- Materials provided
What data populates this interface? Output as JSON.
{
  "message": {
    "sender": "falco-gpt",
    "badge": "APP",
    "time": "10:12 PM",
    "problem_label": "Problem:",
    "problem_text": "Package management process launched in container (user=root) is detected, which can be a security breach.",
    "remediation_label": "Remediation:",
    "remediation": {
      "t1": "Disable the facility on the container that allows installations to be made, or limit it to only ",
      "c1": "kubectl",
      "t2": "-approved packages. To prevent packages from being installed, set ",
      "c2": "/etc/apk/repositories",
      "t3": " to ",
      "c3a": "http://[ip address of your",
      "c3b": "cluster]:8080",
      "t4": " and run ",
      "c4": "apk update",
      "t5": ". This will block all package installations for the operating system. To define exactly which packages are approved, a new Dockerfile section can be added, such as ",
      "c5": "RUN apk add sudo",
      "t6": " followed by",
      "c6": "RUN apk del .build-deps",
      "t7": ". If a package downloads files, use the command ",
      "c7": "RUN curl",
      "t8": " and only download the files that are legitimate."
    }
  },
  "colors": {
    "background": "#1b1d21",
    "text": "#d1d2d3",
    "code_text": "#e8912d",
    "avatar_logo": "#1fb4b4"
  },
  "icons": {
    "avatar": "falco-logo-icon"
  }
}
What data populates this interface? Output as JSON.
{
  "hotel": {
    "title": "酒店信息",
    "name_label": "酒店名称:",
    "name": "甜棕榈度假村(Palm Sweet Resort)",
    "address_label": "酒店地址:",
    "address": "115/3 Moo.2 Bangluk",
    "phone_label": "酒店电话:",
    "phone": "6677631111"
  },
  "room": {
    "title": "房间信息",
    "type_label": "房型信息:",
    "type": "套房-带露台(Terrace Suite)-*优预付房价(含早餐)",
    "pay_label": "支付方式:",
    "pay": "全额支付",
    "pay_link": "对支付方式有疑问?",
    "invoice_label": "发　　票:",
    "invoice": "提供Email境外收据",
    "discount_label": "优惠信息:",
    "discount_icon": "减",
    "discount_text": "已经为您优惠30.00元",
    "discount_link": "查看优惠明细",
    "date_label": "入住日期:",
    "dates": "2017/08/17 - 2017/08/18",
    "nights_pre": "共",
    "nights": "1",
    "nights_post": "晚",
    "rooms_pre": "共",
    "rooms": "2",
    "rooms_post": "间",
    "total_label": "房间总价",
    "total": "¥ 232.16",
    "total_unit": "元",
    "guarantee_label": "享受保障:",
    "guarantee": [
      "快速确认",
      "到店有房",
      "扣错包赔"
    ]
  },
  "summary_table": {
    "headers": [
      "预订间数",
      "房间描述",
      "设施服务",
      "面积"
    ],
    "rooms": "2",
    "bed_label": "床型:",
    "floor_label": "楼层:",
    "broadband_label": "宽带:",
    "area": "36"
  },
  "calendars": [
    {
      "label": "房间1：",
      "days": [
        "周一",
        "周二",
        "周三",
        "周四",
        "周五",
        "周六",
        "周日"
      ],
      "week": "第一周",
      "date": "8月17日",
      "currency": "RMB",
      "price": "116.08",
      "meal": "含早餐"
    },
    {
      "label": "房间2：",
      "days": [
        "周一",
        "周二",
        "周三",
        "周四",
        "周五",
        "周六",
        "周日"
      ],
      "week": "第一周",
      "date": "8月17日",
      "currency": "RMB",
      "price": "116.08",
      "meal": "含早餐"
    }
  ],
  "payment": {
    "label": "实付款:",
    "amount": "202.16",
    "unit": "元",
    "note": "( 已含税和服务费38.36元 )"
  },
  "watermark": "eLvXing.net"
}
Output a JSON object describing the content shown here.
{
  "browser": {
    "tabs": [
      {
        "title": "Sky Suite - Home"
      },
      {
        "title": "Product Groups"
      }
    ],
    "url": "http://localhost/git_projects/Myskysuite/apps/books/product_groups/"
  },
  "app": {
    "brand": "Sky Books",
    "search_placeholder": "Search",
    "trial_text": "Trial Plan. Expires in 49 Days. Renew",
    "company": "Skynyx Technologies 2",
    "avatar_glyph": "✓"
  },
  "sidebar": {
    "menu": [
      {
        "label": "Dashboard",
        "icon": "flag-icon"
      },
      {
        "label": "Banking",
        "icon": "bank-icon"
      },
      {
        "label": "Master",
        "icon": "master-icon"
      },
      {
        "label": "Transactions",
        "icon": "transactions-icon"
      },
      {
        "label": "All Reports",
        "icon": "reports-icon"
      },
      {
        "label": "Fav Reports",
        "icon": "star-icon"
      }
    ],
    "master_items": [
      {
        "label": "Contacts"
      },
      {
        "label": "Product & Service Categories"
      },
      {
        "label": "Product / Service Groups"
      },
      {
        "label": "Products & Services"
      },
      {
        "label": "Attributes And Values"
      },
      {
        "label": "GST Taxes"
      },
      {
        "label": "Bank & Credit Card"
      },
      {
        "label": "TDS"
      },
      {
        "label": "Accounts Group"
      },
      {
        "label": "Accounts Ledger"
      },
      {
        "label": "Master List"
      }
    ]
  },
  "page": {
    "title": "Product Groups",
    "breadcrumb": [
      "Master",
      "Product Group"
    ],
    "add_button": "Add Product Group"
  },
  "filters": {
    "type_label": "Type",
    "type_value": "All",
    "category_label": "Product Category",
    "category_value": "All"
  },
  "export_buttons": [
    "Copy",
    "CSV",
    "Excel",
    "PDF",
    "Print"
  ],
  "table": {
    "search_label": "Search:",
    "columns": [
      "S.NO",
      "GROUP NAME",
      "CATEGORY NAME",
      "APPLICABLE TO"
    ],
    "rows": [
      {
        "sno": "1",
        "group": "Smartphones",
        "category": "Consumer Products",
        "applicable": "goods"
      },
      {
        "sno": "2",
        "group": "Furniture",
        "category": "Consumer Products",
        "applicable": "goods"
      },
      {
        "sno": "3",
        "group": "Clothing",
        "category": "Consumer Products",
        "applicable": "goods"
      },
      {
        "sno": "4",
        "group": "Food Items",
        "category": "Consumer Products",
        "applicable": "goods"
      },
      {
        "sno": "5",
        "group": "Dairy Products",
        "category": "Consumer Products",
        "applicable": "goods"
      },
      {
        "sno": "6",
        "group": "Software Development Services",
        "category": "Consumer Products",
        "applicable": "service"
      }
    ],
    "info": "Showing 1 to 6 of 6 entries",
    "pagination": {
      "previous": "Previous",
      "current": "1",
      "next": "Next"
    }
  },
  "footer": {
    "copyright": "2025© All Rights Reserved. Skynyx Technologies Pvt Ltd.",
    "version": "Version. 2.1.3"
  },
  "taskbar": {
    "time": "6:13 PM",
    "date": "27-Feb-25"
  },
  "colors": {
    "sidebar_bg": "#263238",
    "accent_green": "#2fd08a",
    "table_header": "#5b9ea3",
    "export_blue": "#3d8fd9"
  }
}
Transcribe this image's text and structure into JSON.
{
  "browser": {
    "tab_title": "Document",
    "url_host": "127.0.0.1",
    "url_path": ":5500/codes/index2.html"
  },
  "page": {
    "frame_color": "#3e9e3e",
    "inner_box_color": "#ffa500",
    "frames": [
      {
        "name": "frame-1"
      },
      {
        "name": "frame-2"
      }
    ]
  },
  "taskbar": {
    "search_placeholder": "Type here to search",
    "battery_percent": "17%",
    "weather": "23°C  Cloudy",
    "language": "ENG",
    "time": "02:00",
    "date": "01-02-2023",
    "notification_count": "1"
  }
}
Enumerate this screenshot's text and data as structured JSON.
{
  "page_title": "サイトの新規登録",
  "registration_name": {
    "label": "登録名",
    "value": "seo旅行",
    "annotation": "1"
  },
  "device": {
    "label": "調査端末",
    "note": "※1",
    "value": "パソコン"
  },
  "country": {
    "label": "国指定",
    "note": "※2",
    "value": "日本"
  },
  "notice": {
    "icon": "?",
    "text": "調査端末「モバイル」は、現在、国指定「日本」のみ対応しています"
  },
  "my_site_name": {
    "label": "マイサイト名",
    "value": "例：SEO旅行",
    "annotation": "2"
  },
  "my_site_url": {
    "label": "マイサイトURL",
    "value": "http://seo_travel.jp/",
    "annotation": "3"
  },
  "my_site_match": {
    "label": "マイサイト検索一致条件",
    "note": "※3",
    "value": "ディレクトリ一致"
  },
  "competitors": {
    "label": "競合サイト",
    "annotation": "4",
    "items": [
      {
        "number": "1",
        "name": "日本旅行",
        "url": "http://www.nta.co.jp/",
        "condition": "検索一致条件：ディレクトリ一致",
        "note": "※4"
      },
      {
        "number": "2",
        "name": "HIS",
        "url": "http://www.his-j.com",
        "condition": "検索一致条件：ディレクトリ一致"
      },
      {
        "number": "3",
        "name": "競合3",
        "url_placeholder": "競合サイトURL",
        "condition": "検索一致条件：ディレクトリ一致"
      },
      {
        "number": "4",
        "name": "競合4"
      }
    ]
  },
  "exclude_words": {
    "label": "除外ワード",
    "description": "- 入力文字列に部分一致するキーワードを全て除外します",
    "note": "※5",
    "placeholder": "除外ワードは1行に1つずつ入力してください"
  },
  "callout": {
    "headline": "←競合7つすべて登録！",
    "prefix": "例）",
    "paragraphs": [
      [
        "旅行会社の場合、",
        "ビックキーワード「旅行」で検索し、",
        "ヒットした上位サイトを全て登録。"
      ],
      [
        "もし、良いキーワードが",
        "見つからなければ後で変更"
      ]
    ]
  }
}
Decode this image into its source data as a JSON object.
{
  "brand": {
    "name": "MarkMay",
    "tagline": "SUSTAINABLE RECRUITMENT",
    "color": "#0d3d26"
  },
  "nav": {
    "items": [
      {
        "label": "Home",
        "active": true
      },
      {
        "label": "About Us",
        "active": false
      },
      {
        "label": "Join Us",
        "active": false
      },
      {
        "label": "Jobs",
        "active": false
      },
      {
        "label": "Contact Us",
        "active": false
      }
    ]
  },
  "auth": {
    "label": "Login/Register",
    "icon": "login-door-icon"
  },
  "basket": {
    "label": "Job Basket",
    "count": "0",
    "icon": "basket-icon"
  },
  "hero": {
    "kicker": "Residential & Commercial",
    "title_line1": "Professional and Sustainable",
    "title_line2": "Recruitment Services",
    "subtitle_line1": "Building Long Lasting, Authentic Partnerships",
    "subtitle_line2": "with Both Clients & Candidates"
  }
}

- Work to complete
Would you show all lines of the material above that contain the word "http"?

- Written reply
      "c3a": "http://[ip address of your",
    "url": "http://localhost/git_projects/Myskysuite/apps/books/product_groups/"
    "value": "http://seo_travel.jp/",
        "url": "http://www.nta.co.jp/",
        "url": "http://www.his-j.com",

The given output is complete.